PET radiopharmaceuticals are used for measuring in vivo the receptor density (concentration) as Bmax or Binding potential. These methods actually do not assess the total concentration of receptors, but the concentration of available receptors, that is, receptors that have not been occupied by endogenous ligands or drugs.
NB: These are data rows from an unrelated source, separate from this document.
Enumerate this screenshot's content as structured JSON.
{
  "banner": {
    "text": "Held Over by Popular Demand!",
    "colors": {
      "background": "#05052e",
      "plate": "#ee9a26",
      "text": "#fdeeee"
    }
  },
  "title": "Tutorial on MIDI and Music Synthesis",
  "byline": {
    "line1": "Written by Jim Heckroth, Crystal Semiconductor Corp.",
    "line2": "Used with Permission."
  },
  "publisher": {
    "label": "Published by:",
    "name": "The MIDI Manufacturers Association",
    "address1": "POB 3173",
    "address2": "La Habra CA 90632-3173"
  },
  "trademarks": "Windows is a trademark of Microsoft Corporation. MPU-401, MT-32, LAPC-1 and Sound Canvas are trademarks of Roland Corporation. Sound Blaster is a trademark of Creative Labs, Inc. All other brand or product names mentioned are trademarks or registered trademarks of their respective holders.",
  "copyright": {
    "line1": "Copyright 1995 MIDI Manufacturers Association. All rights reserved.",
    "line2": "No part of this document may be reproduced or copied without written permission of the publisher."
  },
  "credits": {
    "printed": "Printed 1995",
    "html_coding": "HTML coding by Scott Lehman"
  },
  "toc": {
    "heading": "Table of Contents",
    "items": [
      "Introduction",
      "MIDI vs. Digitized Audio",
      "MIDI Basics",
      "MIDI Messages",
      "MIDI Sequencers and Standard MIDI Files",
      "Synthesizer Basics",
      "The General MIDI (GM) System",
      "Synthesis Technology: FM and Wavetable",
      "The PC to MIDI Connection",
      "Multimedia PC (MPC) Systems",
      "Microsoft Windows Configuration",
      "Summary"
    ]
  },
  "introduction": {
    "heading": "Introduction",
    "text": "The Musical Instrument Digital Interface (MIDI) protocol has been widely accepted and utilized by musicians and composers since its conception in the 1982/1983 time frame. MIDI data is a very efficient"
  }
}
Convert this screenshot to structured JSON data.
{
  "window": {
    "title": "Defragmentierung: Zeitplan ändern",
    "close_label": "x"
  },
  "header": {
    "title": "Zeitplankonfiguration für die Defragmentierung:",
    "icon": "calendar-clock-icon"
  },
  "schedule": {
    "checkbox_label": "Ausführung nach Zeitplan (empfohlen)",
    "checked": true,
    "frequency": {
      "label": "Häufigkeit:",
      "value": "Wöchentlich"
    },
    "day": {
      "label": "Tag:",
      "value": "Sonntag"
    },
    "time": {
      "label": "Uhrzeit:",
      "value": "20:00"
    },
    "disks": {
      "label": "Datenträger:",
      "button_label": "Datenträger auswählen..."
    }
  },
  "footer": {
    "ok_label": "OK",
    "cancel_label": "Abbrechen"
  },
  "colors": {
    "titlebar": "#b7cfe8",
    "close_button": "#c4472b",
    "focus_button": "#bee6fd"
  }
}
This has been utilized for measurement of drug-induced receptor occupancy in drug development, and for measuring the changes in endogenous synaptic neurotransmitter concentrations (Fisher et al., 1995; Friston et al., 1997; Endres and Carson, 1998; Laruelle, 2000; Laruelle and Huang, 2001; Alpert et al., 2003; Finnema et al., 2015).
PET methods for assessing neurotransmitter concentrations have been developed for dopamine (Volkow et al., 1994; Ginovart et al., 1997; Badgaiyan, 2013; Lippert et al., 2019), opioids (Bartenstein et al., 1993; Mitchell et al., 2012; Colasanti et al., 2012), serotonin (Paterson et al., 2010; Tyacke and Nutt, 2015), GABA (Frankle et al., 2012; Stokes et al., 2014), and noradrenaline (Lehto et al., 2016).
Common methodologies should be applied, and simulated open datasets can be used to benchmark analysis pipelines to improve reproducibility (Veronese et al., 2021).
Updated at: 2022-01-16
Created at: 2020-02-24
Written by: Vesa Oikonen